# [MATERIAL PROVIDED]

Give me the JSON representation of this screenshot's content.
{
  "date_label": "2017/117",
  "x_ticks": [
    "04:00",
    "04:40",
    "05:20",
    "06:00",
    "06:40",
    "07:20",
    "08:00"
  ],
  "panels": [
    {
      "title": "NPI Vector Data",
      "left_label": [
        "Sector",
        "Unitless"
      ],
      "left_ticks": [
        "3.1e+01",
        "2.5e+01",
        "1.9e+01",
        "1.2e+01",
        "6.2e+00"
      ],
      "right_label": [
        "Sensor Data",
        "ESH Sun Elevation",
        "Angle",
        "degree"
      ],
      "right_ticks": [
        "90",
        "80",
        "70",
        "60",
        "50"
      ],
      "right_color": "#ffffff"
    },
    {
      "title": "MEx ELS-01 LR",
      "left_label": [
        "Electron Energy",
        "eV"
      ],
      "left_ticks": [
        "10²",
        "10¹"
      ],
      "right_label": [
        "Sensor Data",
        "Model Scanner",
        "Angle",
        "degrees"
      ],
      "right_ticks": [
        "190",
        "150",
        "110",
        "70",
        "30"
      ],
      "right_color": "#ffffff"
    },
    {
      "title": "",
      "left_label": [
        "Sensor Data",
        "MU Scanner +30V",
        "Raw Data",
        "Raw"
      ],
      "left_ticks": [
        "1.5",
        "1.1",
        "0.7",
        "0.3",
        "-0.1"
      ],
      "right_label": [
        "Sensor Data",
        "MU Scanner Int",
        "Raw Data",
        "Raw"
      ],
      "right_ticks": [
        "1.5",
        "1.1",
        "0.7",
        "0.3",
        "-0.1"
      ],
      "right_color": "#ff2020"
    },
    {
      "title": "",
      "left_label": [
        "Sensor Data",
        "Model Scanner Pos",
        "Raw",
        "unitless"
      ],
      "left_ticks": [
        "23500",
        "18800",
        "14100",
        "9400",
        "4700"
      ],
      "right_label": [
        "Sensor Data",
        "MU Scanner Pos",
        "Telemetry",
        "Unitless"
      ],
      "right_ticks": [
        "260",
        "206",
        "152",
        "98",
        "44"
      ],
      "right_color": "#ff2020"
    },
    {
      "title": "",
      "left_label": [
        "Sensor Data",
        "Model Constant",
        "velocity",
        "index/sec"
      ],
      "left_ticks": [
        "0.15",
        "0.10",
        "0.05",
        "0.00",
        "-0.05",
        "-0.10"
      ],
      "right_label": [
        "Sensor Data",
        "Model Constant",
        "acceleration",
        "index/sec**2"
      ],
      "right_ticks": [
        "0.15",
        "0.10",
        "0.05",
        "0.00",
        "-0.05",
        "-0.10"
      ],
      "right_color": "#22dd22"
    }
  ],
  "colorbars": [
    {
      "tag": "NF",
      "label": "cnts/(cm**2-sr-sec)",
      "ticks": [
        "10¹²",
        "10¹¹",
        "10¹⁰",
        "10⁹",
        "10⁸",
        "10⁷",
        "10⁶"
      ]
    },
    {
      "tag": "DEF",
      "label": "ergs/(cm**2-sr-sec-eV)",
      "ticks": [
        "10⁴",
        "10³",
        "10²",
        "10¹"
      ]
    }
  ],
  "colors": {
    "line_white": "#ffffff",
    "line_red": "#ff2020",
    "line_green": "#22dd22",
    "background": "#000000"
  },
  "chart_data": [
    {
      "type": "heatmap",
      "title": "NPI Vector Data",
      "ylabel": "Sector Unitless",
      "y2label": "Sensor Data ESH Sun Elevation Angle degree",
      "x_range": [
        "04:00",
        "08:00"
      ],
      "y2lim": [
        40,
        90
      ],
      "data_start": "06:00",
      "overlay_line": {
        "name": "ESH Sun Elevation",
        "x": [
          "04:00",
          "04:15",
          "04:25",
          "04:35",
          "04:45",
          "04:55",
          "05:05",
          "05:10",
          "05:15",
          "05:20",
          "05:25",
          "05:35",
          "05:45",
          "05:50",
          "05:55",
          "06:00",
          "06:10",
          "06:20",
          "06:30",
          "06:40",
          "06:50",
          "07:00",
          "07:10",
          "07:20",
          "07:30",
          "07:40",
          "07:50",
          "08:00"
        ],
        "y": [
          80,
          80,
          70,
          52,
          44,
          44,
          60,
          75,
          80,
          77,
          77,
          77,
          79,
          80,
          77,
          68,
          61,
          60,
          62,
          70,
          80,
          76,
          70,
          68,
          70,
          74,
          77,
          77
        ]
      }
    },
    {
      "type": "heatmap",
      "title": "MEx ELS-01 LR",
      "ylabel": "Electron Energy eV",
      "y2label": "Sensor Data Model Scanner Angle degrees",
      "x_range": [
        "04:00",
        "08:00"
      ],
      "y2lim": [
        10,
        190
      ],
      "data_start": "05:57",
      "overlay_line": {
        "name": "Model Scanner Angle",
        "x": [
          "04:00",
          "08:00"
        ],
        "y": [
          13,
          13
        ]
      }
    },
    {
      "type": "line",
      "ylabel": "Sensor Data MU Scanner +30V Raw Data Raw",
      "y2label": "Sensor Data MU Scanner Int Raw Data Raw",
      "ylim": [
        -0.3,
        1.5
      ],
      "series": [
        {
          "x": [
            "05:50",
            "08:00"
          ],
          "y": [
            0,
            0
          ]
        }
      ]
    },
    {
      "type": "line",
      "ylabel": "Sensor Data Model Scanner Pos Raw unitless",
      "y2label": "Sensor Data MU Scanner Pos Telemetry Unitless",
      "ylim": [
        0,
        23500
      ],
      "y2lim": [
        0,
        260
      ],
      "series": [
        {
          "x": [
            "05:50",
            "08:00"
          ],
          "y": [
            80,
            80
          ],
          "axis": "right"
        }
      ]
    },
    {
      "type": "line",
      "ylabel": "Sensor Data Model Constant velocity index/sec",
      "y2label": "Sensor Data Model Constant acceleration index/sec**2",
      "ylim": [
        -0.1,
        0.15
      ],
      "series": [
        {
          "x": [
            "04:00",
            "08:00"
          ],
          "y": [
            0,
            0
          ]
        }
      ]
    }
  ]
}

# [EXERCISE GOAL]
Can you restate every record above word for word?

# [FINISHED EXERCISE]
Give me the JSON representation of this screenshot's content.
{
  "date_label": "2017/117",
  "x_ticks": [
    "04:00",
    "04:40",
    "05:20",
    "06:00",
    "06:40",
    "07:20",
    "08:00"
  ],
  "panels": [
    {
      "title": "NPI Vector Data",
      "left_label": [
        "Sector",
        "Unitless"
      ],
      "left_ticks": [
        "3.1e+01",
        "2.5e+01",
        "1.9e+01",
        "1.2e+01",
        "6.2e+00"
      ],
      "right_label": [
        "Sensor Data",
        "ESH Sun Elevation",
        "Angle",
        "degree"
      ],
      "right_ticks": [
        "90",
        "80",
        "70",
        "60",
        "50"
      ],
      "right_color": "#ffffff"
    },
    {
      "title": "MEx ELS-01 LR",
      "left_label": [
        "Electron Energy",
        "eV"
      ],
      "left_ticks": [
        "10²",
        "10¹"
      ],
      "right_label": [
        "Sensor Data",
        "Model Scanner",
        "Angle",
        "degrees"
      ],
      "right_ticks": [
        "190",
        "150",
        "110",
        "70",
        "30"
      ],
      "right_color": "#ffffff"
    },
    {
      "title": "",
      "left_label": [
        "Sensor Data",
        "MU Scanner +30V",
        "Raw Data",
        "Raw"
      ],
      "left_ticks": [
        "1.5",
        "1.1",
        "0.7",
        "0.3",
        "-0.1"
      ],
      "right_label": [
        "Sensor Data",
        "MU Scanner Int",
        "Raw Data",
        "Raw"
      ],
      "right_ticks": [
        "1.5",
        "1.1",
        "0.7",
        "0.3",
        "-0.1"
      ],
      "right_color": "#ff2020"
    },
    {
      "title": "",
      "left_label": [
        "Sensor Data",
        "Model Scanner Pos",
        "Raw",
        "unitless"
      ],
      "left_ticks": [
        "23500",
        "18800",
        "14100",
        "9400",
        "4700"
      ],
      "right_label": [
        "Sensor Data",
        "MU Scanner Pos",
        "Telemetry",
        "Unitless"
      ],
      "right_ticks": [
        "260",
        "206",
        "152",
        "98",
        "44"
      ],
      "right_color": "#ff2020"
    },
    {
      "title": "",
      "left_label": [
        "Sensor Data",
        "Model Constant",
        "velocity",
        "index/sec"
      ],
      "left_ticks": [
        "0.15",
        "0.10",
        "0.05",
        "0.00",
        "-0.05",
        "-0.10"
      ],
      "right_label": [
        "Sensor Data",
        "Model Constant",
        "acceleration",
        "index/sec**2"
      ],
      "right_ticks": [
        "0.15",
        "0.10",
        "0.05",
        "0.00",
        "-0.05",
        "-0.10"
      ],
      "right_color": "#22dd22"
    }
  ],
  "colorbars": [
    {
      "tag": "NF",
      "label": "cnts/(cm**2-sr-sec)",
      "ticks": [
        "10¹²",
        "10¹¹",
        "10¹⁰",
        "10⁹",
        "10⁸",
        "10⁷",
        "10⁶"
      ]
    },
    {
      "tag": "DEF",
      "label": "ergs/(cm**2-sr-sec-eV)",
      "ticks": [
        "10⁴",
        "10³",
        "10²",
        "10¹"
      ]
    }
  ],
  "colors": {
    "line_white": "#ffffff",
    "line_red": "#ff2020",
    "line_green": "#22dd22",
    "background": "#000000"
  },
  "chart_data": [
    {
      "type": "heatmap",
      "title": "NPI Vector Data",
      "ylabel": "Sector Unitless",
      "y2label": "Sensor Data ESH Sun Elevation Angle degree",
      "x_range": [
        "04:00",
        "08:00"
      ],
      "y2lim": [
        40,
        90
      ],
      "data_start": "06:00",
      "overlay_line": {
        "name": "ESH Sun Elevation",
        "x": [
          "04:00",
          "04:15",
          "04:25",
          "04:35",
          "04:45",
          "04:55",
          "05:05",
          "05:10",
          "05:15",
          "05:20",
          "05:25",
          "05:35",
          "05:45",
          "05:50",
          "05:55",
          "06:00",
          "06:10",
          "06:20",
          "06:30",
          "06:40",
          "06:50",
          "07:00",
          "07:10",
          "07:20",
          "07:30",
          "07:40",
          "07:50",
          "08:00"
        ],
        "y": [
          80,
          80,
          70,
          52,
          44,
          44,
          60,
          75,
          80,
          77,
          77,
          77,
          79,
          80,
          77,
          68,
          61,
          60,
          62,
          70,
          80,
          76,
          70,
          68,
          70,
          74,
          77,
          77
        ]
      }
    },
    {
      "type": "heatmap",
      "title": "MEx ELS-01 LR",
      "ylabel": "Electron Energy eV",
      "y2label": "Sensor Data Model Scanner Angle degrees",
      "x_range": [
        "04:00",
        "08:00"
      ],
      "y2lim": [
        10,
        190
      ],
      "data_start": "05:57",
      "overlay_line": {
        "name": "Model Scanner Angle",
        "x": [
          "04:00",
          "08:00"
        ],
        "y": [
          13,
          13
        ]
      }
    },
    {
      "type": "line",
      "ylabel": "Sensor Data MU Scanner +30V Raw Data Raw",
      "y2label": "Sensor Data MU Scanner Int Raw Data Raw",
      "ylim": [
        -0.3,
        1.5
      ],
      "series": [
        {
          "x": [
            "05:50",
            "08:00"
          ],
          "y": [
            0,
            0
          ]
        }
      ]
    },
    {
      "type": "line",
      "ylabel": "Sensor Data Model Scanner Pos Raw unitless",
      "y2label": "Sensor Data MU Scanner Pos Telemetry Unitless",
      "ylim": [
        0,
        23500
      ],
      "y2lim": [
        0,
        260
      ],
      "series": [
        {
          "x": [
            "05:50",
            "08:00"
          ],
          "y": [
            80,
            80
          ],
          "axis": "right"
        }
      ]
    },
    {
      "type": "line",
      "ylabel": "Sensor Data Model Constant velocity index/sec",
      "y2label": "Sensor Data Model Constant acceleration index/sec**2",
      "ylim": [
        -0.1,
        0.15
      ],
      "series": [
        {
          "x": [
            "04:00",
            "08:00"
          ],
          "y": [
            0,
            0
          ]
        }
      ]
    }
  ]
}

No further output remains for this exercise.